*** Opening of Source material ***
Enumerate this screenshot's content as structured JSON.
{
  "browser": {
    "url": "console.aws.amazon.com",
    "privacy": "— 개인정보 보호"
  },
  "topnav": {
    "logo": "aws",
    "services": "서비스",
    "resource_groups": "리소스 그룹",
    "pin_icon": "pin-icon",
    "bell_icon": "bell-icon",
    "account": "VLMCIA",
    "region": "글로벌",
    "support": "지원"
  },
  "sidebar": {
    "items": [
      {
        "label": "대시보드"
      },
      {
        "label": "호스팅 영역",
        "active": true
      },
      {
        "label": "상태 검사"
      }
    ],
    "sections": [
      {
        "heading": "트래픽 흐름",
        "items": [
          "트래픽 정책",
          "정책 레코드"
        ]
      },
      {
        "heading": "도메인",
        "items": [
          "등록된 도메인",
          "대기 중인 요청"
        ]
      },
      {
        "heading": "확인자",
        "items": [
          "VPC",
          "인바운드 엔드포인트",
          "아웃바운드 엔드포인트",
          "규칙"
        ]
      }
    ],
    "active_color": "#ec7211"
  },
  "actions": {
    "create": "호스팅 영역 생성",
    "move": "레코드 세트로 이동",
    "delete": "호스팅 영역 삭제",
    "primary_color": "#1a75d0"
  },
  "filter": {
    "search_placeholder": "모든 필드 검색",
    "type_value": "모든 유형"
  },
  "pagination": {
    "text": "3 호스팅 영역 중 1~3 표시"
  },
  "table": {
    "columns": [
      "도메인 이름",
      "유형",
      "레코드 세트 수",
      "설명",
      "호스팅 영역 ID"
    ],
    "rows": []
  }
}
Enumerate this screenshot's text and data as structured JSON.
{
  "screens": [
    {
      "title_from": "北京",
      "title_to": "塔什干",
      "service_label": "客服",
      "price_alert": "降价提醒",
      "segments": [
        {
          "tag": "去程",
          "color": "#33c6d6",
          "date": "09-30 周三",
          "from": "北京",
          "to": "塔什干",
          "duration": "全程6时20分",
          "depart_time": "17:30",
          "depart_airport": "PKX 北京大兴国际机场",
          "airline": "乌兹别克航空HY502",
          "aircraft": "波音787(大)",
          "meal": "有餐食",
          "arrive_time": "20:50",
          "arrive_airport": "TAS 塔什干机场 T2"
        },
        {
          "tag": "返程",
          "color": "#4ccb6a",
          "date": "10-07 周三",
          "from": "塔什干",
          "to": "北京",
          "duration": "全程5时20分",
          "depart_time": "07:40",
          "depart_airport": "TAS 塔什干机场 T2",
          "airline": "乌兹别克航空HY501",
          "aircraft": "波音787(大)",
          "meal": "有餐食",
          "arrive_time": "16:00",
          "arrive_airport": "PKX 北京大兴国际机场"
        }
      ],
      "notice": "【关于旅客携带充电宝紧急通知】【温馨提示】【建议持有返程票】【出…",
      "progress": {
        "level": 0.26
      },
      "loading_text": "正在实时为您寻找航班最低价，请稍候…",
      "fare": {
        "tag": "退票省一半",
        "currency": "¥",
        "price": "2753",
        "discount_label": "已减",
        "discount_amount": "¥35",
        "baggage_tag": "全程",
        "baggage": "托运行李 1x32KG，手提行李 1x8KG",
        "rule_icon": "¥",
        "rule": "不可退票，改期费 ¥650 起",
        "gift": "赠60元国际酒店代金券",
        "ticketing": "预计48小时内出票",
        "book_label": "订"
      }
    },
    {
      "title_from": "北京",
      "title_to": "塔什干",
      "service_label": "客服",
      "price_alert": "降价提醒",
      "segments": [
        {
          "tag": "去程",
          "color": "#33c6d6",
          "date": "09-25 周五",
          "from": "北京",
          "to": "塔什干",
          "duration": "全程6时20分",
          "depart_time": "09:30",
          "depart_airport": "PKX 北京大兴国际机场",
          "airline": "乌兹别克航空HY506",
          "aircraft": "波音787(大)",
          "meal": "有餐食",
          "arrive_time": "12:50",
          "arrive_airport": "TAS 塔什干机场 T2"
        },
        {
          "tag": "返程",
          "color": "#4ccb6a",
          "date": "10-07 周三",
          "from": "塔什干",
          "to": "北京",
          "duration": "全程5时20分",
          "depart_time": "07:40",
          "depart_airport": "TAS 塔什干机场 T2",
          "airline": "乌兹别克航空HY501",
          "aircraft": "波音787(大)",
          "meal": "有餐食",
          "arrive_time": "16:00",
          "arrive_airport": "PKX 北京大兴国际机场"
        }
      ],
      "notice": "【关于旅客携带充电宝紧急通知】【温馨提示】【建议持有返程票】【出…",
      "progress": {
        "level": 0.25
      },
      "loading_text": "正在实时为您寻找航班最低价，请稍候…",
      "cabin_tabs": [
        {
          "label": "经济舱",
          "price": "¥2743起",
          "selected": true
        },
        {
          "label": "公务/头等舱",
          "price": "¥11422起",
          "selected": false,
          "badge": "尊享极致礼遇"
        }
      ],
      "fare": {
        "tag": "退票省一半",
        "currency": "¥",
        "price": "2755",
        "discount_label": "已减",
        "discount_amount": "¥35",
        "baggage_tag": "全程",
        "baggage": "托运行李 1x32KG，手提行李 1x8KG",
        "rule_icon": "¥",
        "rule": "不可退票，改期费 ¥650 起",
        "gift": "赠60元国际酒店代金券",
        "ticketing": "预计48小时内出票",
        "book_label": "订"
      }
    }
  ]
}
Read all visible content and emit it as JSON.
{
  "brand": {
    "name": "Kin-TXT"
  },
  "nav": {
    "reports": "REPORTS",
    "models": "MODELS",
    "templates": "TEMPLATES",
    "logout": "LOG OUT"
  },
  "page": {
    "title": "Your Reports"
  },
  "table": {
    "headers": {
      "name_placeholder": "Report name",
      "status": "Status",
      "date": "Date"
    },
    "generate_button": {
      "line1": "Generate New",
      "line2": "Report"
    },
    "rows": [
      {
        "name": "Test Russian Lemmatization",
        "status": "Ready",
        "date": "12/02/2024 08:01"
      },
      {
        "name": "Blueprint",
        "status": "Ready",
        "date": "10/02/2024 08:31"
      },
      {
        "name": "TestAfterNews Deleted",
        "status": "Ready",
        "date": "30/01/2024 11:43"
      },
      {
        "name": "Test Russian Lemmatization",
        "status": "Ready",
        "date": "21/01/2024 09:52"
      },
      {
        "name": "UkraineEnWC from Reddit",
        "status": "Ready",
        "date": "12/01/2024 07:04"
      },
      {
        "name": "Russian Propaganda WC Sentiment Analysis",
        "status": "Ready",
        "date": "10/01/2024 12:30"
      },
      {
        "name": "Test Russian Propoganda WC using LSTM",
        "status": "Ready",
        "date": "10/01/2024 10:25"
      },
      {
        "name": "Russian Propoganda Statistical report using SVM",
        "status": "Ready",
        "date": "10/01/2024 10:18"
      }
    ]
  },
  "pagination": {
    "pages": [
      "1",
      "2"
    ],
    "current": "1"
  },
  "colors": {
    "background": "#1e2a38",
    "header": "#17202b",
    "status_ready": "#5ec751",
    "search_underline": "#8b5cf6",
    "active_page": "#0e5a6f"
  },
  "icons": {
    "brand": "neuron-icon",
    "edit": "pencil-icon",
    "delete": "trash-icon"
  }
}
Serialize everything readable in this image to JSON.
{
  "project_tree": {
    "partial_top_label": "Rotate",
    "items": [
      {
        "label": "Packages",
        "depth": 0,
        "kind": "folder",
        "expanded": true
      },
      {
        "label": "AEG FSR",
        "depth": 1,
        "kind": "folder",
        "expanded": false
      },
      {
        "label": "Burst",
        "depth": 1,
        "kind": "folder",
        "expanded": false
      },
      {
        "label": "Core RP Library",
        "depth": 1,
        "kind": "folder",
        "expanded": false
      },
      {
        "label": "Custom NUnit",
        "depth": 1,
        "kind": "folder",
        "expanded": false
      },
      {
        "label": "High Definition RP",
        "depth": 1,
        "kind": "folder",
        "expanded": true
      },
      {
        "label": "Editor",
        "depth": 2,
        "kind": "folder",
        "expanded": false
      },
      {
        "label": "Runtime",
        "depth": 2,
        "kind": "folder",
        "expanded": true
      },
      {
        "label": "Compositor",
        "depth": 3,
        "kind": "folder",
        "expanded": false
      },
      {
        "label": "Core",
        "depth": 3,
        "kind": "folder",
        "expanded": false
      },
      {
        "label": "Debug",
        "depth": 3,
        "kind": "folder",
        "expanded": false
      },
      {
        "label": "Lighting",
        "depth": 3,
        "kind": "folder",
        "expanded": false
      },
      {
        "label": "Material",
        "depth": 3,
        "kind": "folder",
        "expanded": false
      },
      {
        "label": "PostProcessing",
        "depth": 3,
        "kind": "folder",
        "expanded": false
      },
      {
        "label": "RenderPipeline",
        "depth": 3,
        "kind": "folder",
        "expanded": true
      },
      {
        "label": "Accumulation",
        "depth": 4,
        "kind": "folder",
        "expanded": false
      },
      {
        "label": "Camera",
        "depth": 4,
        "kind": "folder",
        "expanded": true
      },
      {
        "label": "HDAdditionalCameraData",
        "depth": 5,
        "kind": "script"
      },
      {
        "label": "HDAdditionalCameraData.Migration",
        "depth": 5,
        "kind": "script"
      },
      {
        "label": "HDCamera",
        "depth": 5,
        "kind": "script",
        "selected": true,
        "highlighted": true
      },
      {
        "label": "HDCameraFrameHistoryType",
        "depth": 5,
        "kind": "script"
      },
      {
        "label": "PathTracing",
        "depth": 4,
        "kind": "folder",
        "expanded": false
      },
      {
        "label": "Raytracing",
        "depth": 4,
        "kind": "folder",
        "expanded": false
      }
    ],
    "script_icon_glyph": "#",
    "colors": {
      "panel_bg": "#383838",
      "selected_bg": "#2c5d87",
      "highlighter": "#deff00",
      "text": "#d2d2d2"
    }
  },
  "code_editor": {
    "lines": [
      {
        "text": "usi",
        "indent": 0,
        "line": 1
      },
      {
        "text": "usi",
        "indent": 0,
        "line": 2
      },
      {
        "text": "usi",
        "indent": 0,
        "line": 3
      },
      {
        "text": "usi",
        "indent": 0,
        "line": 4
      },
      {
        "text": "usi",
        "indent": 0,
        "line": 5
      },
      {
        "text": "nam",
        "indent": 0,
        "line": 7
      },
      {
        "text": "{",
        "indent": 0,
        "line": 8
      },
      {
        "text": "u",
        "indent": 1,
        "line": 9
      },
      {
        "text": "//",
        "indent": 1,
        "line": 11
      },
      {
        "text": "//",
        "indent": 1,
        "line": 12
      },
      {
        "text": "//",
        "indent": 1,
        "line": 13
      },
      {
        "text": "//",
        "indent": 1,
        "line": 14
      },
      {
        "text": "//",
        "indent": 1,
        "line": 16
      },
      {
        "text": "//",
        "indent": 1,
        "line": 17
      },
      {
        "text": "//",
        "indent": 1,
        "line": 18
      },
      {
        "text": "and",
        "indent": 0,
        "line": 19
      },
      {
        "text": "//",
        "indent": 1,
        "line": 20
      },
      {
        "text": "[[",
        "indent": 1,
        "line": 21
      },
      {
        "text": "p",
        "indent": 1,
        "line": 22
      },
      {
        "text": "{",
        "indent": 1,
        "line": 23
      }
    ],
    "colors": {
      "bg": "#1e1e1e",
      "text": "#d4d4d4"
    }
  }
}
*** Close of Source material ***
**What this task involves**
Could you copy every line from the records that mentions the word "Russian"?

**Answer box**
        "name": "Test Russian Lemmatization",
        "name": "Test Russian Lemmatization",
        "name": "Russian Propaganda WC Sentiment Analysis",
        "name": "Test Russian Propoganda WC using LSTM",
        "name": "Russian Propoganda Statistical report using SVM",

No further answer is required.